Print the line containing "Enumerate this screenshot's" and every line after it exactly as written, through the end of the records.

----- MATERIALS PROVIDED

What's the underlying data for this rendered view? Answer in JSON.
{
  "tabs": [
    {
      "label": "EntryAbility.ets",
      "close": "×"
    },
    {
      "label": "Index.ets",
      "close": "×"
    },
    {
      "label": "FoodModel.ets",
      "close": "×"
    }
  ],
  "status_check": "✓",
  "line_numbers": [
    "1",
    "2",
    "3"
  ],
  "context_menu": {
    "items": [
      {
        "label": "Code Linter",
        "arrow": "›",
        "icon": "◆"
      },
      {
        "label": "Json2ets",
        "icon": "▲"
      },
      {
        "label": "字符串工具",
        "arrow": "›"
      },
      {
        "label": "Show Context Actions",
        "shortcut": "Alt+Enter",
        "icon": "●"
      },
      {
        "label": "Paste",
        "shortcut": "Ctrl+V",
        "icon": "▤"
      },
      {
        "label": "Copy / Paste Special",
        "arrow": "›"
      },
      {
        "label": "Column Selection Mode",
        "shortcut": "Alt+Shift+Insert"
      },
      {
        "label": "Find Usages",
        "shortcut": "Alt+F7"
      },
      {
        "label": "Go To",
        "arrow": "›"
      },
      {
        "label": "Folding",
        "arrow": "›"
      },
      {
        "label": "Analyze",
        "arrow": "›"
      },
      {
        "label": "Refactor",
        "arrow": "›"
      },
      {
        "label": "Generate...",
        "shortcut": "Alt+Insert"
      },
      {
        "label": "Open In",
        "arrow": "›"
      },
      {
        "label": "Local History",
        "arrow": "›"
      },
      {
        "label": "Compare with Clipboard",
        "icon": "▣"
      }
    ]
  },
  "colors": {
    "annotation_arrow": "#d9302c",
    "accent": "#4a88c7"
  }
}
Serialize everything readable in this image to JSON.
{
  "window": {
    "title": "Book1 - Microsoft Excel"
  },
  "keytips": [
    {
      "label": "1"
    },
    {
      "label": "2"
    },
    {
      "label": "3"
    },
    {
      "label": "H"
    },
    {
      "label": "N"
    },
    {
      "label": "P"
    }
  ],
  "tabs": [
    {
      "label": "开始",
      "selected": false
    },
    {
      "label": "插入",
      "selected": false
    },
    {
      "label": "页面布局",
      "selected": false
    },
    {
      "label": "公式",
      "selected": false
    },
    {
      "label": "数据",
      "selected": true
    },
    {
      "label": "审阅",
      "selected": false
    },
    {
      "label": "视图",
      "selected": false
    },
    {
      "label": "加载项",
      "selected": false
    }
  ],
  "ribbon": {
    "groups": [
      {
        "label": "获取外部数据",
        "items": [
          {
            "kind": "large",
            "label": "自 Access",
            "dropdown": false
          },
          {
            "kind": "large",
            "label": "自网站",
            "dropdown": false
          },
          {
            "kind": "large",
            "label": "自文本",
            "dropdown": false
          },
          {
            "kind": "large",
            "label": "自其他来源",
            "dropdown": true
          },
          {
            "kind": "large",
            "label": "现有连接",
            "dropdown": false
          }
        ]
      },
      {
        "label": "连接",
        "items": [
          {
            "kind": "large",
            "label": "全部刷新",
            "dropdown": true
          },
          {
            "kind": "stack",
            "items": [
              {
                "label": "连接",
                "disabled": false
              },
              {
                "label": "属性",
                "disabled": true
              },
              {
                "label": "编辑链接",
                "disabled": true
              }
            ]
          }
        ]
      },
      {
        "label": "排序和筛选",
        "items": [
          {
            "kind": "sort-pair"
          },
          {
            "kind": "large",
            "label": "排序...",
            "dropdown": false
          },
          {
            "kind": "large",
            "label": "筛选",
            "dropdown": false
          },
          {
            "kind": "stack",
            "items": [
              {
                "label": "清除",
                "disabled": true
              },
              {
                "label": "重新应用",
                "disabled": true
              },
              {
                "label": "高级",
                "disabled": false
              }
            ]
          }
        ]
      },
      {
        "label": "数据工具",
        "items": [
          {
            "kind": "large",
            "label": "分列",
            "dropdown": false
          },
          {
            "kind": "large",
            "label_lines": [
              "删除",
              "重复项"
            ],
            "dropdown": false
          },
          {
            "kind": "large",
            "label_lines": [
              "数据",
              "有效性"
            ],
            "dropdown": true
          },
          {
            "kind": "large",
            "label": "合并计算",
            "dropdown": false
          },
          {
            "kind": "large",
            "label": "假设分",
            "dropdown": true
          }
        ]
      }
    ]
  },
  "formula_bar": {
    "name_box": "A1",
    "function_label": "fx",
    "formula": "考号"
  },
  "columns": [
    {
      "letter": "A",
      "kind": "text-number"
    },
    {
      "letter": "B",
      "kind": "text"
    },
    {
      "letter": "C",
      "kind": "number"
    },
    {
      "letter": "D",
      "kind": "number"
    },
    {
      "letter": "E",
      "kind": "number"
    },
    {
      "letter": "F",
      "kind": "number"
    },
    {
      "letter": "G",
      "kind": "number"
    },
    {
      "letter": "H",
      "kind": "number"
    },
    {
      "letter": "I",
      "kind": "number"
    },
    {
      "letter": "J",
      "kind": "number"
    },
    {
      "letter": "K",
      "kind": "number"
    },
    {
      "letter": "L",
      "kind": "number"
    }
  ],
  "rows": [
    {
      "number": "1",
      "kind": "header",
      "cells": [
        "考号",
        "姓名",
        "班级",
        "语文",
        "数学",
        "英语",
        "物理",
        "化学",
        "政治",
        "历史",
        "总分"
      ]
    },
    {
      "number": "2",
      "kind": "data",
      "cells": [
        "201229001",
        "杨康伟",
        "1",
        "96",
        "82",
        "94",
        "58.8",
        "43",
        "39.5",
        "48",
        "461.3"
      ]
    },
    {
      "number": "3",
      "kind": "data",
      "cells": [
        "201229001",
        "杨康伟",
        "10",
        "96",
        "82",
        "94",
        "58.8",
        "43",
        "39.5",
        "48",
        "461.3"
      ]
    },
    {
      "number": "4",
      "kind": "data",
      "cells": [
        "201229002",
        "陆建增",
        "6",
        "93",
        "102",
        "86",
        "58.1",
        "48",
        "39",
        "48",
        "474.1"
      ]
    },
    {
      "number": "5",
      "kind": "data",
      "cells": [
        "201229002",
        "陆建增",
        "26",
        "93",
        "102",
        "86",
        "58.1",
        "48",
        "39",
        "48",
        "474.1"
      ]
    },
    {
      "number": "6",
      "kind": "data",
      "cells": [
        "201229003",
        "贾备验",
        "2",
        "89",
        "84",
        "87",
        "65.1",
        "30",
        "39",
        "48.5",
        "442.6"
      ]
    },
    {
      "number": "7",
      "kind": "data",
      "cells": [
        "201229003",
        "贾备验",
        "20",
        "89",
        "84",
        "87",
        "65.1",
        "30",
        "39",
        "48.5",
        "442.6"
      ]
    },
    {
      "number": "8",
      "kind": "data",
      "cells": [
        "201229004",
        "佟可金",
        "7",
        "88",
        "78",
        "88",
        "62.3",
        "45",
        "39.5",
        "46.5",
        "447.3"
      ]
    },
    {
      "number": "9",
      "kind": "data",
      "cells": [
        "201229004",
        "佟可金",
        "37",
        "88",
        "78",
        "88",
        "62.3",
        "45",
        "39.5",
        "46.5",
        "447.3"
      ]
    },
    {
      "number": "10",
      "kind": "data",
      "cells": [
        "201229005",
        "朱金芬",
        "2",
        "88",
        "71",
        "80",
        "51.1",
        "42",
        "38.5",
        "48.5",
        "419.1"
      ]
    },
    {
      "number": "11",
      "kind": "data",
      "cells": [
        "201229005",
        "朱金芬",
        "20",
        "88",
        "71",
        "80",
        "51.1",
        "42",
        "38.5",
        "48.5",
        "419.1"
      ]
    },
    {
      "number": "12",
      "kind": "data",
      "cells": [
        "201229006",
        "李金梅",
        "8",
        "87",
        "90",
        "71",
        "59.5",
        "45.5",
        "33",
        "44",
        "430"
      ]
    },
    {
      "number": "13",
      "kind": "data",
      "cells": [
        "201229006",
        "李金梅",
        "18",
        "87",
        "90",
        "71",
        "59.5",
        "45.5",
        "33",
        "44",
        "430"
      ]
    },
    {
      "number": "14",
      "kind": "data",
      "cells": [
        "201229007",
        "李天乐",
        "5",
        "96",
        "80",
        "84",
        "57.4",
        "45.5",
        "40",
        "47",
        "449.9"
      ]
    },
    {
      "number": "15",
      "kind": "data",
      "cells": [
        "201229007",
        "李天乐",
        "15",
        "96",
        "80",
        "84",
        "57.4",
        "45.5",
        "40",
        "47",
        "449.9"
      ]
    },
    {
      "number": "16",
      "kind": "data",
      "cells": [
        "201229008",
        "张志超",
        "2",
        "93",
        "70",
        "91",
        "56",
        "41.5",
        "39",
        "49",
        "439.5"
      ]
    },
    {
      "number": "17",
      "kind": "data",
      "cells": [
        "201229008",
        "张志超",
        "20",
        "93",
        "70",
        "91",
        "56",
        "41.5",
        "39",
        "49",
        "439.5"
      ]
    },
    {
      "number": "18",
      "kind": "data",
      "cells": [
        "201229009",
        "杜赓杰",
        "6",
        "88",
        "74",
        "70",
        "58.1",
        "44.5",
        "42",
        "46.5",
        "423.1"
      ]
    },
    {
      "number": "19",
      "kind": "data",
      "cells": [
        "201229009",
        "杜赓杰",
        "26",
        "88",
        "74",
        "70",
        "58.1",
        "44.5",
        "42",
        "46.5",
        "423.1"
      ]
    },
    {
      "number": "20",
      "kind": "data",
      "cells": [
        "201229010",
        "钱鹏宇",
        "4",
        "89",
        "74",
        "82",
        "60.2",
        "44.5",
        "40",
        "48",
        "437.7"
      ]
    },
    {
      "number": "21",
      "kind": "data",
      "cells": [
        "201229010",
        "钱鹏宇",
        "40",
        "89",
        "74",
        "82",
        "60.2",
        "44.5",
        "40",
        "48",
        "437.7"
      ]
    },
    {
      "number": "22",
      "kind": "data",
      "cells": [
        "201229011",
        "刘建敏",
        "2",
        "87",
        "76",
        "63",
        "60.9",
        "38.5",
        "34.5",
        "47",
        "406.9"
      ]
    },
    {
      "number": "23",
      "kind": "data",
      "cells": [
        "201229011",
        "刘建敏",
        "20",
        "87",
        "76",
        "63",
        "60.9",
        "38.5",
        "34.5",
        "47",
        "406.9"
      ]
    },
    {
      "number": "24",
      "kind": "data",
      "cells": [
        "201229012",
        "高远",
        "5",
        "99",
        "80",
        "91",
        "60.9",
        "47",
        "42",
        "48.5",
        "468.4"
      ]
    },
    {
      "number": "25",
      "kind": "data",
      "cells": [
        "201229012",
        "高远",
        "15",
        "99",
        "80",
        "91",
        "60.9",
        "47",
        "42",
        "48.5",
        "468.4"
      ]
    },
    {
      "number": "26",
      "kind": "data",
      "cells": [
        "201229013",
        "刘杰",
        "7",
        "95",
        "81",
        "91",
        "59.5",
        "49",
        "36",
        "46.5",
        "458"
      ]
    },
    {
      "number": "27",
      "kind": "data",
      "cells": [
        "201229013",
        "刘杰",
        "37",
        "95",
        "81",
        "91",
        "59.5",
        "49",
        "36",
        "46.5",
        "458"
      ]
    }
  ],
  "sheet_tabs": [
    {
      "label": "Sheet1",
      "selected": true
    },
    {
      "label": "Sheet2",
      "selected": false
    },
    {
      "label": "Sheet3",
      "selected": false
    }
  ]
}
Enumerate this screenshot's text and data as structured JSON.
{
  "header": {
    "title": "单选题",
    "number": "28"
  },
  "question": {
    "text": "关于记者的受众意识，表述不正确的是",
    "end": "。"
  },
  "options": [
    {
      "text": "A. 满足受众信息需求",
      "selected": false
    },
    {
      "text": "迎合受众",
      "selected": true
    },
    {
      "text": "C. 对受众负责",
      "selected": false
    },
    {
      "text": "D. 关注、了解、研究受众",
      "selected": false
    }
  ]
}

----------

- _RESPONSE_
Enumerate this screenshot's text and data as structured JSON.
{
  "header": {
    "title": "单选题",
    "number": "28"
  },
  "question": {
    "text": "关于记者的受众意识，表述不正确的是",
    "end": "。"
  },
  "options": [
    {
      "text": "A. 满足受众信息需求",
      "selected": false
    },
    {
      "text": "迎合受众",
      "selected": true
    },
    {
      "text": "C. 对受众负责",
      "selected": false
    },
    {
      "text": "D. 关注、了解、研究受众",
      "selected": false
    }
  ]
}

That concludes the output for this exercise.